Britain lists monkeypox as notifiable infectious disease


June 7 (UPI) — Health officials in Britain said that from Wednesday the monkeypox virus will be listed as a notifiable infectious disease as hundreds of cases have been detected in the European county in the past month.

The designation requires doctors to notify their local council or health authority if they suspect a patient has monkeypox while requiring laboratories to notify the British health security agency if it has a confirmed case.


“Rapid diagnosis and reporting is the key to interrupting transmission and containing any further spread of monkeypox,” Wendi Shepherd, monkeypox incident director at the nation’s health security agency, said in a statement. “This new legislation will support us and other health partners to swiftly identify, treat and control the disease.”

The designation was made as British health officials battle an outbreak of the rare disease.

Since its first confirmed case on May 7, more than 300 people, mostly gay or bisexual men, have been diagnosed with the virus, according to health officials.

More than two dozen countries have also confirmed at least one case of the virus. According to a report from the World Health Organization on Saturday, 27 member states had tallied 780 infections, with Britain responsible for the largest number of infections.


The U.N. health body said the number of laboratory confirmed cases increased by more than 203% since May 29.

Meanwhile, U.S. Centers and Disease Control and Prevention has counted 1,088 cases in 29 countries as of Tuesday evening.

In response, the CDC on Monday raised its monkeypox alert to Level 2, Practice Enhanced Precautions on the three-level scale.

“Risk to the general public is low, but you should seek medical care immediately if you develop new, unexplained skin rash (lesions on any part of the body), with or without fever and chills, and avoid contact with others,” it said.

The United States has confirmed 35 infections as of Tuesday afternoon, according to the CDC.

The rare disease is spread via body fluids and coming into contact with monkeypox sores.

The CDC said symptoms include fever, headache, muscles aches, backache, chills and exhaustion, among others.

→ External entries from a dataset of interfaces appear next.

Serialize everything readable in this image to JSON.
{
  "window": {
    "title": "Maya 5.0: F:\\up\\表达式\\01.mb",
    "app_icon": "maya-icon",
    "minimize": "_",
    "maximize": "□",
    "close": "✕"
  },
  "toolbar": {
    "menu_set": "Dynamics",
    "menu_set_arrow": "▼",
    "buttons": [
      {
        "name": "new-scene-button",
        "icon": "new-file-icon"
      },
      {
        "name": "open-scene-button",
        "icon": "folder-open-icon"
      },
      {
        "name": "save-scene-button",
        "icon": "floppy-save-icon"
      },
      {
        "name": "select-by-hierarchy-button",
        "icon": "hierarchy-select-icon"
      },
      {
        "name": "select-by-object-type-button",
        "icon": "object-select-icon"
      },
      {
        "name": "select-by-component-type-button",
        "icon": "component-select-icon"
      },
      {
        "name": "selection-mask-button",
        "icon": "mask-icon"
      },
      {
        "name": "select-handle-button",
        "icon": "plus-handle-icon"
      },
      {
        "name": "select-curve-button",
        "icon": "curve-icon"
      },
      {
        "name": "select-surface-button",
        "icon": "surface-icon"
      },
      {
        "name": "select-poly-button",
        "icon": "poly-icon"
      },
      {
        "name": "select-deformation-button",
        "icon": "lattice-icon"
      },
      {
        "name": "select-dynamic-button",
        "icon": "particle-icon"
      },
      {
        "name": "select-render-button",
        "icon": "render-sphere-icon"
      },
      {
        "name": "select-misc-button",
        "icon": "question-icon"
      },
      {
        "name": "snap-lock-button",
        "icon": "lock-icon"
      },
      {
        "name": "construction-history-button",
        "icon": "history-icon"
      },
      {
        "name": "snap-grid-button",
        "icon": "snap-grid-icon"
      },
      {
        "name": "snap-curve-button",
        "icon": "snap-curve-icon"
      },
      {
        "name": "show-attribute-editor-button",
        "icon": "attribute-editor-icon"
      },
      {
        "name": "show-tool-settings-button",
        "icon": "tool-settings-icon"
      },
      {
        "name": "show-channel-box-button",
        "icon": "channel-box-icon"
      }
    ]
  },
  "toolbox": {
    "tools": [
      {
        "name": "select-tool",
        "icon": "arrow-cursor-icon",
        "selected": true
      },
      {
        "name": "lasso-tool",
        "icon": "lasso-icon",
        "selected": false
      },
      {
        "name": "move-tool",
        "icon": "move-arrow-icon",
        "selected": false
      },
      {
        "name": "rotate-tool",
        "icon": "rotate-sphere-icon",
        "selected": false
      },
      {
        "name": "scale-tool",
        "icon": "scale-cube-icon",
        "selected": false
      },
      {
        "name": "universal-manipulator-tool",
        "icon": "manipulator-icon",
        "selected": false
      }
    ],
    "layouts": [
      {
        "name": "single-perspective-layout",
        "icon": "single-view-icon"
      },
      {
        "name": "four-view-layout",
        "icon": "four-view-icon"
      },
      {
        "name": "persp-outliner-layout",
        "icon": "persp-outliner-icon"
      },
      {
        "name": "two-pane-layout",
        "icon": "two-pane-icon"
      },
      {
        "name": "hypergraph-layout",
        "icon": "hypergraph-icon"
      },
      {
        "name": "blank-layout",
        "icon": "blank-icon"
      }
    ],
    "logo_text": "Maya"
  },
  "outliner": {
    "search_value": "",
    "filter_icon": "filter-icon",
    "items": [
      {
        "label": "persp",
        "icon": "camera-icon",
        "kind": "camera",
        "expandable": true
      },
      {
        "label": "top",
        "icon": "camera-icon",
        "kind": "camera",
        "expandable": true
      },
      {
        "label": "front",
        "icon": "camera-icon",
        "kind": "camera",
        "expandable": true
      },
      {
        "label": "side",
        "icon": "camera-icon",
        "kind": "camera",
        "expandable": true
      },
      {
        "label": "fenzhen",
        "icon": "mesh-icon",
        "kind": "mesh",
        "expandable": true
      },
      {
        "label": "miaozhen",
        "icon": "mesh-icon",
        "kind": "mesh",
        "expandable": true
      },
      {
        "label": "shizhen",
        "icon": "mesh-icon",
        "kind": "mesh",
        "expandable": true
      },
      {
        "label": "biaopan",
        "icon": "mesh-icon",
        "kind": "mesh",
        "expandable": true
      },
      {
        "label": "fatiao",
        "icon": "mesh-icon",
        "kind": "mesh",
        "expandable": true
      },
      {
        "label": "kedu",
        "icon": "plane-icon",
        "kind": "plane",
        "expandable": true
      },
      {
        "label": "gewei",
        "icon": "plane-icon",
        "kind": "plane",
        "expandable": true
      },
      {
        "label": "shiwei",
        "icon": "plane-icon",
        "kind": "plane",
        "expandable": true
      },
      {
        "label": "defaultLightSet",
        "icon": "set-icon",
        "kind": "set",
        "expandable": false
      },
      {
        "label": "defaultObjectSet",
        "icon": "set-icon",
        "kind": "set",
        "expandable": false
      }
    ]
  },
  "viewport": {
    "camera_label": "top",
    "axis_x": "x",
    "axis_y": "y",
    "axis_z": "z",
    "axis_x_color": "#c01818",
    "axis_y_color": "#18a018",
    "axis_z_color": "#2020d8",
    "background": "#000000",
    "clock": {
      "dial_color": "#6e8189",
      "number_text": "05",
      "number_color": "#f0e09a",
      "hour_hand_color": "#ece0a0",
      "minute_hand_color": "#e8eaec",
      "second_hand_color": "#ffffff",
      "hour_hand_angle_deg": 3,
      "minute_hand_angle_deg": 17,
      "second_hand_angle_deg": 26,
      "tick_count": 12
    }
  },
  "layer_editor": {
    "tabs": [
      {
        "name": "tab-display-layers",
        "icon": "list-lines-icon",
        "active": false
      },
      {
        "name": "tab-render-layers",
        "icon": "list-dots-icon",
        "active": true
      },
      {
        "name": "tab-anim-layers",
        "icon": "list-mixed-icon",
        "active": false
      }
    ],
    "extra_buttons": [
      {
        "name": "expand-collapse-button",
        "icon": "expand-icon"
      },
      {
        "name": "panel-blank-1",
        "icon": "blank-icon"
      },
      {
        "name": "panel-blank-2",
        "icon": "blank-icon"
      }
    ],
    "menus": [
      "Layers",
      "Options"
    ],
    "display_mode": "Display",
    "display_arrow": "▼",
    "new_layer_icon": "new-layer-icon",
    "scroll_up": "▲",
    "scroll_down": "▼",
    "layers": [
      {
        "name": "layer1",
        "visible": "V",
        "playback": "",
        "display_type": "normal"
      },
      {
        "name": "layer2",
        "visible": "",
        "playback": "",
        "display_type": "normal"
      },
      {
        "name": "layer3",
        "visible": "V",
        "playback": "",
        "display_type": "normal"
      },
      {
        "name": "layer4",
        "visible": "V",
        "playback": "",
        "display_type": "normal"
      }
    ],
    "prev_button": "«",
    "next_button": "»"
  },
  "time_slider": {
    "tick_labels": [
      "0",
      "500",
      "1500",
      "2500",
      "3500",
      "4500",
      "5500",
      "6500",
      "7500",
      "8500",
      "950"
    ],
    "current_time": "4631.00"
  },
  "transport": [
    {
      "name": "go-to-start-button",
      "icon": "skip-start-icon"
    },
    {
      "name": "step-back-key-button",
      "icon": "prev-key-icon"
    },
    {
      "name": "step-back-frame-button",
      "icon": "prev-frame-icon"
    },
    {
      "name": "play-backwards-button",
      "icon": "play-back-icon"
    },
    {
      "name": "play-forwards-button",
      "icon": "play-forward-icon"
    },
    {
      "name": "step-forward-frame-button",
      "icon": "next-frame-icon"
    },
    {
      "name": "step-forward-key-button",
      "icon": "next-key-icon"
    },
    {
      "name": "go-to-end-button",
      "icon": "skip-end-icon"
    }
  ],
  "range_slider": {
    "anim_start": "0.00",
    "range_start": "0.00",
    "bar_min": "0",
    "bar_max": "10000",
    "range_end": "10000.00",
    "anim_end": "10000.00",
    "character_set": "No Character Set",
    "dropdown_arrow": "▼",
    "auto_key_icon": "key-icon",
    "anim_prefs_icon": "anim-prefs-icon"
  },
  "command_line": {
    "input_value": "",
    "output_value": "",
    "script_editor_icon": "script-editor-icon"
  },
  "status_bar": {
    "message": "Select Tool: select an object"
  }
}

Its incubation period is usually between seven and 15 days, after which a fever may develop. Between one and three days after the appearance of the fever, a rash on the face may form and spread to other parts of the body. The illness lasts from two to four weeks, the federal health agency said.